WORK REQUEST:
What do the lines say from the one containing "Read all visible content and emit it as JSON." to the end of the records? Restate them word for word, and only those.

DATA FOR REVIEW:

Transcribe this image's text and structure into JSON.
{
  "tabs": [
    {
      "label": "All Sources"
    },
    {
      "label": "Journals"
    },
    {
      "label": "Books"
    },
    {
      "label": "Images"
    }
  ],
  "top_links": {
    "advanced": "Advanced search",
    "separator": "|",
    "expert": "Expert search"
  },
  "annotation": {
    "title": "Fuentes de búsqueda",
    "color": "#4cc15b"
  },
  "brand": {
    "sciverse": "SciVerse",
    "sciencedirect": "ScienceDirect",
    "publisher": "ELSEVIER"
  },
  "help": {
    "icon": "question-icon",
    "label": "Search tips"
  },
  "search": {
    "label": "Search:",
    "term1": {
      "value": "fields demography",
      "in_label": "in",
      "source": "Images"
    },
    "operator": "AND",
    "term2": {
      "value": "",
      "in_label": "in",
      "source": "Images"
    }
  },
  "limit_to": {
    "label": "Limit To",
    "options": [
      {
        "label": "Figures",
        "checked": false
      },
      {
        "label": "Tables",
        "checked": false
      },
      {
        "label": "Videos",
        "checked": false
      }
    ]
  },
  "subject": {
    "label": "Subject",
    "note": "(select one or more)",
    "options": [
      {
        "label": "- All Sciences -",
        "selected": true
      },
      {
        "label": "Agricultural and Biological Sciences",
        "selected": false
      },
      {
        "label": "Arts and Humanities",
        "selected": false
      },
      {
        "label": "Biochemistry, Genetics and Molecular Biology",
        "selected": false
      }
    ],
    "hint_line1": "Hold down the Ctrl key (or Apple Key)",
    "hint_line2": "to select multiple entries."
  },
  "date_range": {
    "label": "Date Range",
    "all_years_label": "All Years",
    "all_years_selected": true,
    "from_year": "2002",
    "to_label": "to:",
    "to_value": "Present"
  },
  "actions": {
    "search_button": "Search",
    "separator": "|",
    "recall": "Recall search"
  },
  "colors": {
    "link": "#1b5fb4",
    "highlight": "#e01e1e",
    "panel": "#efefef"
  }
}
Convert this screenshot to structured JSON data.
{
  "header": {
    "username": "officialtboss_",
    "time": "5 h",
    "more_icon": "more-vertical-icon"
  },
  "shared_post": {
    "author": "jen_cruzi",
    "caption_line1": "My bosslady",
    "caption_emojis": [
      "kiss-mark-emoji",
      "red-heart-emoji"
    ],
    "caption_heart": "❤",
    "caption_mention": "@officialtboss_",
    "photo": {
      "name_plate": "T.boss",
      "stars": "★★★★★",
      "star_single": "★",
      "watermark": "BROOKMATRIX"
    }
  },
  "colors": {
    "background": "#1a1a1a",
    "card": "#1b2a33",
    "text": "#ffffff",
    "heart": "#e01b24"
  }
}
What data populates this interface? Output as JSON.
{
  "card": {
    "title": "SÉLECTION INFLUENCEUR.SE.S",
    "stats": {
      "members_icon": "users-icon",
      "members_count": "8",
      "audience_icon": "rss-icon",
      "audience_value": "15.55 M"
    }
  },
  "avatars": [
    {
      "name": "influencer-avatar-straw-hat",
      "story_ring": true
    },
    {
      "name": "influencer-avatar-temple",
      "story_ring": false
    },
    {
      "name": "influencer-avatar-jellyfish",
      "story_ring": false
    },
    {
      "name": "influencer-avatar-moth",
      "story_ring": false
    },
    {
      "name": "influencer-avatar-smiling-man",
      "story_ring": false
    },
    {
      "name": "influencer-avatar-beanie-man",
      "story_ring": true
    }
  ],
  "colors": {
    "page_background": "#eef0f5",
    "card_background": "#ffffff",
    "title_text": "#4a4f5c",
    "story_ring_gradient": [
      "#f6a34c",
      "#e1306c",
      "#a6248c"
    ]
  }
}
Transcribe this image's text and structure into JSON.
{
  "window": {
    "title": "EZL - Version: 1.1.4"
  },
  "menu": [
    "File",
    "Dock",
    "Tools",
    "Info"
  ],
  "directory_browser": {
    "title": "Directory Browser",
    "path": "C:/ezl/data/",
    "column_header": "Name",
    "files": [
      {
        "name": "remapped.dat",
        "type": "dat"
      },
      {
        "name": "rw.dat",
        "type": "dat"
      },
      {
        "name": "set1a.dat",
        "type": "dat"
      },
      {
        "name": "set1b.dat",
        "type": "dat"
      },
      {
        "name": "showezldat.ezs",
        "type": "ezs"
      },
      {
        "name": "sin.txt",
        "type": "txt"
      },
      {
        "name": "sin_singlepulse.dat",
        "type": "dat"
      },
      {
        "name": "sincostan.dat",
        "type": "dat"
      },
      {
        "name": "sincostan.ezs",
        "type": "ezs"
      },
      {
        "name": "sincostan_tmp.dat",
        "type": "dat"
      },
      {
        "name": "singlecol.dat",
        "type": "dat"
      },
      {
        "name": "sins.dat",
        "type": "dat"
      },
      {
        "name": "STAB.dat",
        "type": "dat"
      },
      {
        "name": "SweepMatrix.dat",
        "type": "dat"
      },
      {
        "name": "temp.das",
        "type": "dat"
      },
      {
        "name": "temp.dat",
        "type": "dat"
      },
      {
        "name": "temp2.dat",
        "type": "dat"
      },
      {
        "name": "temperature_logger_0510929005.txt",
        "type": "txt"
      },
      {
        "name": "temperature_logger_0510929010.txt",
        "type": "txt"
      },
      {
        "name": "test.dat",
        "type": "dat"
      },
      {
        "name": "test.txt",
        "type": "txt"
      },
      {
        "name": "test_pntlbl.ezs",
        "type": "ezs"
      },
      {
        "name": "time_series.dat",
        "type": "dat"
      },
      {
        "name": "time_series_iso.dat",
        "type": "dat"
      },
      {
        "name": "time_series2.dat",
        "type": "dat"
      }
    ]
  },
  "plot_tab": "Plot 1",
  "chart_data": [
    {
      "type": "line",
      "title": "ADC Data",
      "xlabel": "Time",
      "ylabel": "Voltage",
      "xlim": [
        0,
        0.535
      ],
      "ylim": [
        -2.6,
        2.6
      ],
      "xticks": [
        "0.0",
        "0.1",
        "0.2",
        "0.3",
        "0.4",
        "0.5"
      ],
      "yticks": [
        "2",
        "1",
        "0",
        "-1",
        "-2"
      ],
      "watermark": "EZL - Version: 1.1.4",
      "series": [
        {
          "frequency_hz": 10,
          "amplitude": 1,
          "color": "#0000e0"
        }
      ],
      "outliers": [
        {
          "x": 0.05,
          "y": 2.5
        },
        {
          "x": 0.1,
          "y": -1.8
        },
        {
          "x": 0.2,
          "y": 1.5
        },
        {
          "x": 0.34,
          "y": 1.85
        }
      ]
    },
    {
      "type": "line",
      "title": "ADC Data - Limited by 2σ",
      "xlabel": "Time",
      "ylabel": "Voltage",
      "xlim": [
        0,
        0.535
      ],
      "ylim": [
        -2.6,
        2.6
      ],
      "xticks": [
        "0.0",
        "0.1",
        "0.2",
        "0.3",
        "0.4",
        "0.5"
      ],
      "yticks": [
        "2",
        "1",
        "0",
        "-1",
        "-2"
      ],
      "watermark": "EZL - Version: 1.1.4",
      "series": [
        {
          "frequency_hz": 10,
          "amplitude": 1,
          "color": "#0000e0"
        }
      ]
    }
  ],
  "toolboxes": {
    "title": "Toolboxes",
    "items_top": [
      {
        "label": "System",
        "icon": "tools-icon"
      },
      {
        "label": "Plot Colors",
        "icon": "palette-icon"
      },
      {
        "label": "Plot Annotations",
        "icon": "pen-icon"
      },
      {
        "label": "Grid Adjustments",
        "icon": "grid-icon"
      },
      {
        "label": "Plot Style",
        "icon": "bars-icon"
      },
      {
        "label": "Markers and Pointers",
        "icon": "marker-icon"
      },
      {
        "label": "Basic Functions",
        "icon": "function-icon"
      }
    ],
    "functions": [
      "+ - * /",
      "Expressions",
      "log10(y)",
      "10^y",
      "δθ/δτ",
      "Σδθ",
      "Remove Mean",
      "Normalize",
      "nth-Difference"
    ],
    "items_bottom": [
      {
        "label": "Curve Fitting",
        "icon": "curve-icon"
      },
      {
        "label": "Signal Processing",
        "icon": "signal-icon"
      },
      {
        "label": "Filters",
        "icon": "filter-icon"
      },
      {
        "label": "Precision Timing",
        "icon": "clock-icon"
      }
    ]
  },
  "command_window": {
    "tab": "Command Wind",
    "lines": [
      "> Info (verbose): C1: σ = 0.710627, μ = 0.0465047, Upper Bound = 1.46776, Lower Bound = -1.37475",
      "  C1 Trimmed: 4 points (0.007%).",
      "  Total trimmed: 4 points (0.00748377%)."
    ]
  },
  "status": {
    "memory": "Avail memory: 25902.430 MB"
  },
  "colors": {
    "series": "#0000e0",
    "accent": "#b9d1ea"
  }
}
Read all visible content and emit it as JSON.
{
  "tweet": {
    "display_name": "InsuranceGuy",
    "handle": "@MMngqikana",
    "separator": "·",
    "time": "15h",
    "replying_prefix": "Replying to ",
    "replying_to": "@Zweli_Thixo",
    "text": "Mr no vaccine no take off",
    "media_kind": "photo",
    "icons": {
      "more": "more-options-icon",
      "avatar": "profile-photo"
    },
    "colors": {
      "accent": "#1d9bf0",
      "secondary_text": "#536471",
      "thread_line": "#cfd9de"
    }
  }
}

ANSWER:
Read all visible content and emit it as JSON.
{
  "tweet": {
    "display_name": "InsuranceGuy",
    "handle": "@MMngqikana",
    "separator": "·",
    "time": "15h",
    "replying_prefix": "Replying to ",
    "replying_to": "@Zweli_Thixo",
    "text": "Mr no vaccine no take off",
    "media_kind": "photo",
    "icons": {
      "more": "more-options-icon",
      "avatar": "profile-photo"
    },
    "colors": {
      "accent": "#1d9bf0",
      "secondary_text": "#536471",
      "thread_line": "#cfd9de"
    }
  }
}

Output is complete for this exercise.